If you have to part with your old furniture because you didn’t pay your storage bill, some might say you’re simply out of luck. But what if you lose your family photos, high school yearbooks and love letters?
One of the ways you can try to track down those items is through a website called LostinStorage.com. Founded in 2009 by Nicole Smith, the website seeks to reunite storage unit tenants with sentimental items they’ve lost. People looking for their stuff and auction buyers who have found personal possessions can post free ads on the site.
Smith has never rented—or lost items from—a storage unit. She got the idea for the website when she met a family who bought units at storage auctions.
“I’m a mom—I have four kids—and I’m a sentimental sap, so it was hard to see them throw away children’s artwork and things that should be posted to refrigerators,” Smith said. While the website has yet to make any matches, to Smith’s knowledge, “it’s an avenue for someone to attempt to recover their things,” she said.
Each ad has a story behind it, Smith said.

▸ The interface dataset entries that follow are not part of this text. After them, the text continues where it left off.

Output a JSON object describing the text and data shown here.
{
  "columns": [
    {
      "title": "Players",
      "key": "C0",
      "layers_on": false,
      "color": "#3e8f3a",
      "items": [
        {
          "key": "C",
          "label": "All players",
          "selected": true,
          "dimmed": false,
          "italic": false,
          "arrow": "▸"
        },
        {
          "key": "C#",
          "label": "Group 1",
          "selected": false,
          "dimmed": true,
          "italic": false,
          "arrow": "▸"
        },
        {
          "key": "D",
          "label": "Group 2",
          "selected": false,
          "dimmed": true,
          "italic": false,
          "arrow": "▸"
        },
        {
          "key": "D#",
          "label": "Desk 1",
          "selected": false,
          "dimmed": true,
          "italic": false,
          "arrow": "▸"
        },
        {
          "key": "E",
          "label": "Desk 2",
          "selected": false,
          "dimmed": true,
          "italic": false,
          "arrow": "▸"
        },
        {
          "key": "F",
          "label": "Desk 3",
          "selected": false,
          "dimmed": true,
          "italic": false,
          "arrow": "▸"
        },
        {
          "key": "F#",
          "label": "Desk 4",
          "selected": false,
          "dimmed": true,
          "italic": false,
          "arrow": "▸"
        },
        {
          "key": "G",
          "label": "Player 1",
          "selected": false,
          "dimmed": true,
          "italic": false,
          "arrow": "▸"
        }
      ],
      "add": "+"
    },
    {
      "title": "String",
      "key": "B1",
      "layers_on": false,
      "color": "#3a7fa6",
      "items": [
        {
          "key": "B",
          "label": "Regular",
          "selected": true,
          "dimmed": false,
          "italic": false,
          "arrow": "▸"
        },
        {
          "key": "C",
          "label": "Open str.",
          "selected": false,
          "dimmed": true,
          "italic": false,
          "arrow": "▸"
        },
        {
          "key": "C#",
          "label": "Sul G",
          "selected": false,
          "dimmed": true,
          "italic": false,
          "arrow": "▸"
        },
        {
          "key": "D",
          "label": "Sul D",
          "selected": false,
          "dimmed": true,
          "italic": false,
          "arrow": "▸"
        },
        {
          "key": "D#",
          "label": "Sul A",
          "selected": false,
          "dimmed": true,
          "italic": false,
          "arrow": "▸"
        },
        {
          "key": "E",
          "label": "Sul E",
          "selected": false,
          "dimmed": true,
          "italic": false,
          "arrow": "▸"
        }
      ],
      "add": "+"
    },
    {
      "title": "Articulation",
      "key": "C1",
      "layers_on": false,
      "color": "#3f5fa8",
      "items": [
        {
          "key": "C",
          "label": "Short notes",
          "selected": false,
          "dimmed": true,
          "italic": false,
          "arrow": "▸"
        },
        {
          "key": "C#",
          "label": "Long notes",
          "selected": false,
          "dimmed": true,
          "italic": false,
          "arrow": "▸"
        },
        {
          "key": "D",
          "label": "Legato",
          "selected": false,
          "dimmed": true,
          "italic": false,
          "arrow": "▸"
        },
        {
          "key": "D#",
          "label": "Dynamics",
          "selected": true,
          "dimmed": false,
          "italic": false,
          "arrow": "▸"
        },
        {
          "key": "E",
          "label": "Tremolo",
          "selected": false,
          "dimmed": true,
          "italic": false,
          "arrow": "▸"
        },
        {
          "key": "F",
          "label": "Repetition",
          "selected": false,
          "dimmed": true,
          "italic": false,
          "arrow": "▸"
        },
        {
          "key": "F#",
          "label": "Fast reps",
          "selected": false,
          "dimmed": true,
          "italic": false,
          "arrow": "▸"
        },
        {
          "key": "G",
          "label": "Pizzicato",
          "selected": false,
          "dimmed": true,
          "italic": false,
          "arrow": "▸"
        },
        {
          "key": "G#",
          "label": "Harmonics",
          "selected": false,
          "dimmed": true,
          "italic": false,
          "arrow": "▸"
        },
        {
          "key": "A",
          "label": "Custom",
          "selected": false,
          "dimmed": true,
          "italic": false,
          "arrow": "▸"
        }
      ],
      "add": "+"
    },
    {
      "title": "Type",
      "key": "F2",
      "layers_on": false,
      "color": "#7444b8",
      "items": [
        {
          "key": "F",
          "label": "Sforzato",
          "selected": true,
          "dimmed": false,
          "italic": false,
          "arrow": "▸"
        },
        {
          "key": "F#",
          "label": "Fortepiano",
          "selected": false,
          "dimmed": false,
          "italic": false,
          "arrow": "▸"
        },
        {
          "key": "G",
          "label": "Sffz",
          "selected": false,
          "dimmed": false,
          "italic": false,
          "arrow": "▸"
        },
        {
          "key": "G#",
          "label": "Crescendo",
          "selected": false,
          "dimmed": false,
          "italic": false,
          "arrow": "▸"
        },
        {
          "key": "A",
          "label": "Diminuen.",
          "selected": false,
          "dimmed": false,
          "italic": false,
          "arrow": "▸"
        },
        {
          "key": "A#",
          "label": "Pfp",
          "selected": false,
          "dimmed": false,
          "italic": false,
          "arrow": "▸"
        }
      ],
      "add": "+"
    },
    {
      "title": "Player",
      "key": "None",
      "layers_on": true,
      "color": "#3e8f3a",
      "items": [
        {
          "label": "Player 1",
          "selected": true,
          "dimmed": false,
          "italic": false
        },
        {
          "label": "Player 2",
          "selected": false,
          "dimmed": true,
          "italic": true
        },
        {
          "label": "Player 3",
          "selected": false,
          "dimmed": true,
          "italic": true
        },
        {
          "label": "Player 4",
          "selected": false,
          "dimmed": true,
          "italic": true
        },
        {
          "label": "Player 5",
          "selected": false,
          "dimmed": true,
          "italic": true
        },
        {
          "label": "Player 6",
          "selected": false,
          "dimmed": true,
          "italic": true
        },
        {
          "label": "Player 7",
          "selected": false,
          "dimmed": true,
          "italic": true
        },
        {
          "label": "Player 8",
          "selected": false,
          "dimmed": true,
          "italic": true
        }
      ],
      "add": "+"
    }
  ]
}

For example, one woman wanted to find items lost in New Mexico in 1974—“a small piece of luggage with letters from my husband (deceased), empty Marlboro cigarette boxes, and an oil portrait of him.” Another sought diaries and dance costumes she lost as a teenager around 2004 when her family stored their belongings after being evicted from their apartment.
“LostinStorage.com was just a whim where I thought, ‘I can solve this,’” Smith said.
So, what if you have your own mementos in storage and can’t pay the bill? Here are four possible outcomes.
- The owner or manager of the storage facility removes your personal items from the unit before the auction. That’s unlikely, because most operators only glance at the contents of the unit so they can write a newspaper ad for the auction, said Ginny Sutton, executive director of the Texas Self Storage Association. “They’re not going through boxes,” she said.
- The auction winner returns your stuff to the storage facility. Gina Six Kudo, general manager of Cochrane Road Self Storage in Morgan Hill, CA, said the auctioneer often makes an announcement asking buyers to return family photos, birth certificates and other “personal papers that would be of no use to anyone but the tenant.”
- The buyer gets rid of your items. Other buyers don’t return items and probably toss them in the trash, Kudo said.
- The buyer tracks you down. Less frequently, the auction winner might contact you. For example, one winning bidder who posted on a forum at SelfStorageTalk.com found an urn labeled “Fluffy.” The buyer tracked down the tenant and had a friend call to arrange to return the ashes. The buyer posted that the tenant was “overjoyed.”
What can you do if you are about to lose your storage unit, or already have lost it, and want to recover your keepsakes? Here are five steps you can take.
1. Be Proactive.
If you know you won’t be able to pay your bill, let the storage facility know as soon as possible, Sutton said. The operator might allow you to pay less than what you owe or even just tell you to come and get your stuff, she said. “It’s worth a shot.”
2. Know Your State Laws.
Most state self-storage lien laws don’t address how operators should handle personal items in storage units, but several do, said Jeffrey Greenberger, a partner at Cincinnati law firm Katz Greenberger & Norton LLP. For example, Minnesota law allows a tenant to remove certain personal items valued at less than $50 each if the tenant provides a list of items.
3. Go to the Auction.
If you want your mementos back, attend the storage auction, Greenberger said. You can find the auction time, date and location in letters that the facility sends you, and probably on the facility’s website, he said. Approach the buyer and ask to make a deal.
“Some of these buyers are happy to make some money from you in exchange for things they don’t want to pay to haul,” he said.
4. Make a Last-Ditch Effort.
What if the items already have been sold? “The last-ditch effort is to see if management is willing to reach out to buyer,” Sutton said.
Most managers keep records containing the names and contact information for auction buyers, Sutton said. The manager might be willing to pass along your contact information, she said, but don’t expect the manager to give you any information. “That could lead to a harassment situation if the buyer doesn’t want to return the property,” she said.
5. Check Back.
Before you give up, reach out to the facility one more time. Many facilities have a time limit on how long they will hold your items, Kudo said. Her facility destroys returned items 30 days after an auction. Remember that a facility can get in touch with you only if it has your current contact information.
“I’m a sentimental sort and it kills me to destroy photos of someone’s loved ones,” she said, but it’s necessary because most tenants never show up to retrieve their things.
However, keep in mind that some facilities might charge you to get your things back. “It runs the gamut from free to high numbers,” Greenberger said. “The most common response is, ‘Come and get it.’”
Don’t be afraid to talk to the facility, Sutton said, as most operators don’t want to sell your keepsakes. “There’s no value to items like that—there’s only personal sentimental value,” she said.